Considering the only other movie we wanted to see was A Quiet Place, we opted for Blockers, as we'd been to an all-you-can-eat restaurant, and would need precisely zero help in crapping ourselves.
The premise behind the Kay Cannon-directed comedy is remarkably simple; three high school friends, Julie, Kayla and Sam, make a sex-pact to lose their virginities on prom night. Upon discovering this pact, their parents set out to stop them by any means necessary.
The trio of parents who are on the cock-blocking mission is made up of John Cena, who plays muscle-bound softy Mitchell, Leslie Mann, who takes on the role of over-protective single mum Lisa, and Ike Barinholtz, as the party-loving outcast Hunter. Each one has some great standout moments both for comedy and for character development.
The variety of humour on display is worthy of commendation, ranging from your standard one-liners and witty retorts to the more outlandish, increasingly ridiculous physical scenarios, most notably where Cena finds himself in a very different kind of "chugging" contest.
For as much as I liked the look of Blockers from its trailers, I feared that all the best moments had already been advertised, as is the norm for most film promotions these days. It came as a refreshing surprise that this wasn't the case this time around; there are plenty more laugh-out-loud scenes to be had that aren't advertised.
What was also great to see was that the film didn't shy away from developing the parents and the teens as their own person. Each one of them is given enough screen time to show you their reasoning behind their actions as well as an insight into them as individuals. It becomes less about the girls losing their virginities and more about them discovering themselves, both for their aspirations for the future and as young women, and the parents' struggling to understand and accept that, despite their hearts being in the right place.
While none of the humour felt particularly forced, there were a couple of more tender moments, especially when Hunter reveals why he cheated on Sam's mother, that felt a bit undermined as they were swiftly kicked to the side by a follow-up gag. It doesn't break the movie by any means, but it detracts somewhat from these characters feeling like real people.
Another great decision by director Kay Cannon was to use the scenario of teens trying to lose their virginities on prom night to challenge double standards in our culture, particularly surrounding the roles of women in society and the idea of them having sex takes away their innocence. It's a bold move, especially from a woman in her directorial debut in a male-dominated industry, but it's a good one that ultimately pays off. She and the characters in her movie are well aware of the society around them and use it to their advantage.

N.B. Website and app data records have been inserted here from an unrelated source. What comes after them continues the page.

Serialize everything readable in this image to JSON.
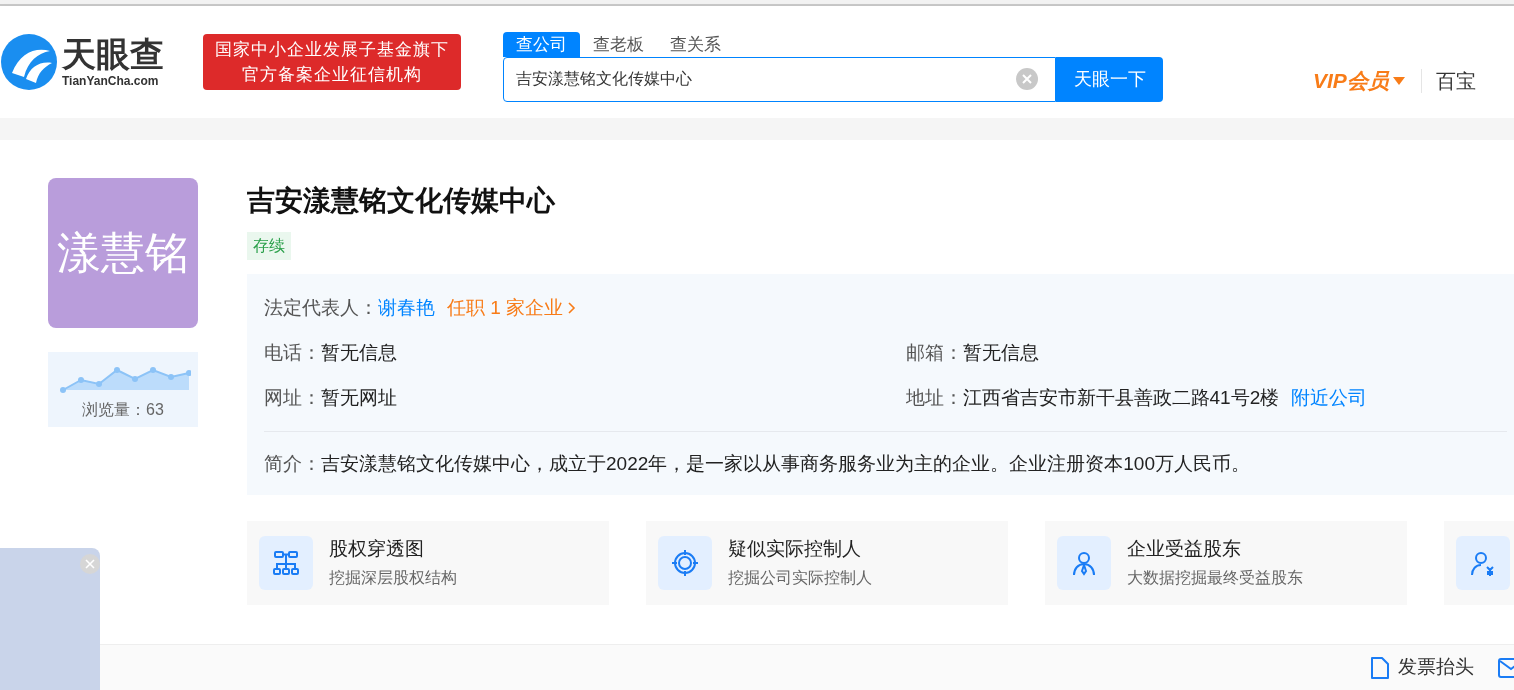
{
  "header": {
    "logo": {
      "name": "天眼查",
      "domain": "TianYanCha.com"
    },
    "badge_lines": [
      "国家中小企业发展子基金旗下",
      "官方备案企业征信机构"
    ],
    "search": {
      "tabs": [
        {
          "label": "查公司",
          "selected": true
        },
        {
          "label": "查老板",
          "selected": false
        },
        {
          "label": "查关系",
          "selected": false
        }
      ],
      "value": "吉安漾慧铭文化传媒中心",
      "button": "天眼一下"
    },
    "vip": "VIP会员",
    "toolbox": "百宝"
  },
  "company": {
    "logo_text": "漾慧铭",
    "views": "浏览量：63",
    "name": "吉安漾慧铭文化传媒中心",
    "status": "存续",
    "legal_rep": {
      "label": "法定代表人：",
      "name": "谢春艳",
      "positions": "任职 1 家企业"
    },
    "fields": [
      {
        "label": "电话：",
        "value": "暂无信息"
      },
      {
        "label": "邮箱：",
        "value": "暂无信息"
      },
      {
        "label": "网址：",
        "value": "暂无网址"
      },
      {
        "label": "地址：",
        "value": "江西省吉安市新干县善政二路41号2楼",
        "link": "附近公司"
      }
    ],
    "intro": {
      "label": "简介：",
      "text": "吉安漾慧铭文化传媒中心，成立于2022年，是一家以从事商务服务业为主的企业。企业注册资本100万人民币。"
    }
  },
  "features": [
    {
      "kind": "tree",
      "title": "股权穿透图",
      "subtitle": "挖掘深层股权结构"
    },
    {
      "kind": "target",
      "title": "疑似实际控制人",
      "subtitle": "挖掘公司实际控制人"
    },
    {
      "kind": "person",
      "title": "企业受益股东",
      "subtitle": "大数据挖掘最终受益股东"
    },
    {
      "kind": "person-yen"
    }
  ],
  "footer_actions": [
    {
      "kind": "document",
      "label": "发票抬头"
    },
    {
      "kind": "mail"
    }
  ]
}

What makes Blockers truly great is the strength of the writing and the performance of all six of the main characters. They each play their characters convincingly and all get the payoff they deserve come the films' conclusion.
It ends up being perhaps better than it should be, but that's very much a good thing. If a film with the same premise was released even ten years ago, it wouldn't have been the smartly written, wickedly funny and surprisingly enlightening treat that we got in 2018. For me, Blockers is one of the most well-rounded and satisfying comedies I've seen for years.